According to Jeff Gearhart, research director at the Ecology Center, “research shows that vehicle interiors contain a unique cocktail of hundreds of toxic chemicals in small, confined spaces.” The study tested more than 200 of the most popular automobiles from 2011-2012 for chemicals that off-gas (release chemical vapors) from interior car parts like the steering wheel, dashboard, armrests, and seats. Heat from a vehicle can worsen effects and speed up a chemical reaction. Researchers and scientists at the Ecology Centers assigned a vehicle rating according to the number of chemicals they found.
Researchers found more than 275 different chemicals in car interiors such as brominated flame retardants (BFRs) which are added to plastics to make them less flammable, chlorine used for polyvinyl chloride (PVC) used for plastics and windshields, lead, and heavy metals. BFR exposure, in particular, has been tied to thyroid problems, learning and memory impairment, infertility, and behavioral changes. PVCs contain phthalates which are also linked to infertility as well as liver, testes, thyroid, kidney and blood issues, and even cancer. Automobile manufacturers say that PVC use has declined, and Honda claims they have eliminated it entirely from interiors of most models.
Experts say that the best thing that new car buyers can do to limit dangerous exposure from new car smell is to keep interiors well ventilated, especially during the first six months of ownership. It’s advisable to park in the shade with the windows open in areas where it’s safe to do so or try to air your car out before getting inside, especially on hot days. Cleaning your car with a microfiber towel and non-toxic cleaner, especially when a vehicle is new, helps because “chemicals like to hang out in the dust,” according to Gearhart.

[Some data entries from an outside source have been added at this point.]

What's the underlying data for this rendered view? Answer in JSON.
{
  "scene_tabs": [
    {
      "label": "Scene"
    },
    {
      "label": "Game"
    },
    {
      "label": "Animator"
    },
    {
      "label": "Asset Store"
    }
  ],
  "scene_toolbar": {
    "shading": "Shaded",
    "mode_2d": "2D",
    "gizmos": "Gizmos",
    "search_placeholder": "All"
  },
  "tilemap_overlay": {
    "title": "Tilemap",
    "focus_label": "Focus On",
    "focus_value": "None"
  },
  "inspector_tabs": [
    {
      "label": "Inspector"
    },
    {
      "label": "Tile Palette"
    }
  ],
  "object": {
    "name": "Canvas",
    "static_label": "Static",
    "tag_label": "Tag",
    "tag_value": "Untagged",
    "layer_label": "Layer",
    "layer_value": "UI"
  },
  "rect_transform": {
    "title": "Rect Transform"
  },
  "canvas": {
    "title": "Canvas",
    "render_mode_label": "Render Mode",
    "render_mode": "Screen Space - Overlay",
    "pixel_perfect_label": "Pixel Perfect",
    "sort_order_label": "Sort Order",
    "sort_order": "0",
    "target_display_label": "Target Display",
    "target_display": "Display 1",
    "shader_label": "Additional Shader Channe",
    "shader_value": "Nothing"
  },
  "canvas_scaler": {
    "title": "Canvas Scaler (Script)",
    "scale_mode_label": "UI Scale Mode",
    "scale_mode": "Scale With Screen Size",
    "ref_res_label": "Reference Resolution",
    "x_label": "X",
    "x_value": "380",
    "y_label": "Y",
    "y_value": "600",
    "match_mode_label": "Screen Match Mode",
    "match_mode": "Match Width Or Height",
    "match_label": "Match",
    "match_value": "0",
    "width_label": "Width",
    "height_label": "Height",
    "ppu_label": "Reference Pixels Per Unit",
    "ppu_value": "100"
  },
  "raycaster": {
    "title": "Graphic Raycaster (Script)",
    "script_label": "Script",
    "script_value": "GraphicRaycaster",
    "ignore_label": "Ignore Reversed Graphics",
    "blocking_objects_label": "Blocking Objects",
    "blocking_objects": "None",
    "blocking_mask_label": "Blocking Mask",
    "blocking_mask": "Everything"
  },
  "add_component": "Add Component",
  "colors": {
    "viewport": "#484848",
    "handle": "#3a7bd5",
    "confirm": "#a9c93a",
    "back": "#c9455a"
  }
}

Overall, cars have improved from when they first began testing in 2006. Automakers including Fiat/Chrysler, Ford, General Motors, and Honda stated that they had taken steps to reduce the substances of concern by using different materials, coatings, and adhesives in manufacturing. They all added that they are continuing to look for ways to reduce the use of potentially harmful substances in their automobiles. Ford, for example, has switched to more natural fibers and soy-based foam in seat cushions which accomplishes two significant things: reducing chemicals while increasing the use of renewable resources. However, the effects of some of these alternate materials are still unknown.